1 - 12 of 73 results
Modeling the Structure of DNA

In this activity, students build a paper model of DNA and use their model to explore key structural features of the DNA double helix. This activity can be used to complement the short film The Double Helix.

Inspiring Students Through Great Films

Today’s world is full of pessimism and cynicism, and our students are bombarded with discouraging messages about the future of the planet. Is there any antidote to such poison? In this message from BioInteractive, hear from Vice President for Science Education Sean B.

Inheritance and Mutations in a Single-Gene Disorder

This activity builds on information presented in the short film Genes as Medicine. Students interpret actual pedigrees to determine the inheritance pattern of Leber congenital amaurosis (LCA), an inherited form of blindness.

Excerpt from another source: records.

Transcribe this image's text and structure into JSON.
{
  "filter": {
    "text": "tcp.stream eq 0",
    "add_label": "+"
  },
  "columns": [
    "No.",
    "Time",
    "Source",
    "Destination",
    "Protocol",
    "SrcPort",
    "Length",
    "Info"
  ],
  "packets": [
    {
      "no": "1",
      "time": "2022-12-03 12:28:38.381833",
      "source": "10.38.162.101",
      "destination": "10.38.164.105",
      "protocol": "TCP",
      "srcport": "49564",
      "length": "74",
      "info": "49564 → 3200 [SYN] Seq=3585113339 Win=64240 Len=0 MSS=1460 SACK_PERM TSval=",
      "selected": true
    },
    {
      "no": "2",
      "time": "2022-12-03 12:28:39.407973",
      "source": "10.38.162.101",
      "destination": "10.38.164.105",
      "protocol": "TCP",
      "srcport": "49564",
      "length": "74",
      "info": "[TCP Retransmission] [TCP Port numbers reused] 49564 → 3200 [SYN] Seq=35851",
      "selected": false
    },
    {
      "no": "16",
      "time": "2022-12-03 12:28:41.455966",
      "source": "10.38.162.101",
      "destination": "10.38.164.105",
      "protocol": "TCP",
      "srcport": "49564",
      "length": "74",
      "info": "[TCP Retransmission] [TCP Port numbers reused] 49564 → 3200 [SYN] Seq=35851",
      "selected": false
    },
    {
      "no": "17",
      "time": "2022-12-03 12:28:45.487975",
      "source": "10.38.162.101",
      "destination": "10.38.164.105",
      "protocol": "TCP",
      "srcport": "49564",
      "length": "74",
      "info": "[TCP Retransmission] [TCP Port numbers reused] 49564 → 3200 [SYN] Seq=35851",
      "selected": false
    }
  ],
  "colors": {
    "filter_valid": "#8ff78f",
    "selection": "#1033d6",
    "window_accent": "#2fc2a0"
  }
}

Diving Adaptations in Sea Nomads

This activity guides the analysis of a published scientific figure from a study that investigated physiological and genetic adaptations in the Bajau, a group of people who traditionally do freediving.

Skin Color and Human Evolution

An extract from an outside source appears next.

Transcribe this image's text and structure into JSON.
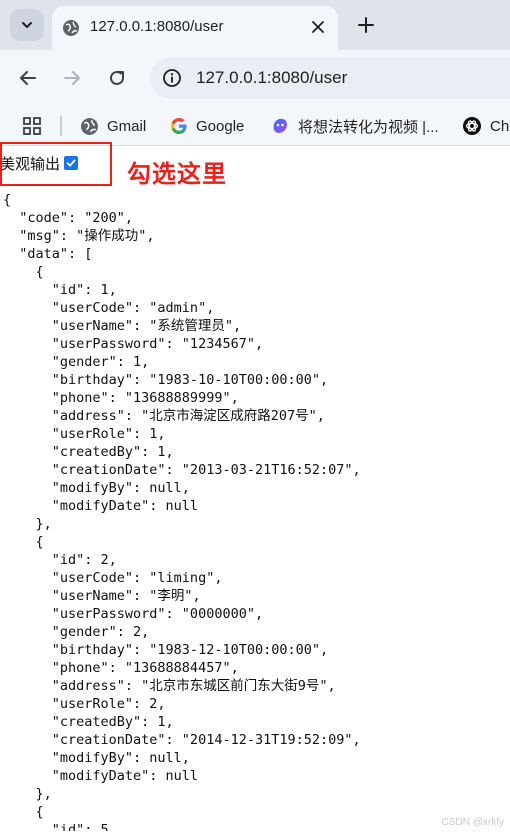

This activity guides the analysis of a published scientific figure from a study that investigated genetic factors contributing to skin color differences, particularly within African populations.

Coloration in Vertebrates

This activity explores images of animals with a mutation that affects coloration, which serve as phenomena for learning about skin color genetics and evolution.

White-Nose Syndrome in Bat Populations

This activity guides the analysis of a published scientific figure from a study that modeled the impact of an infectious fungal disease on a bat population.

Developing an Explanation for Tuskless Elephants

This activity builds on information presented in the video Selection for Tuskless Elephants. Students use scientific evidence and reasoning to construct an explanation of and develop an argument for tusklessness in elephant populations.

Modifying BioInteractive Resources for an Anatomy and Physiology Course

If you teach Anatomy and Physiology, and want to hear about how to incorporate BioInteractive resources into a variety of units, check out this article from Davenport University professor Melissa Haswell on how she uses BioInteractive’s lactase resources with her nursing students.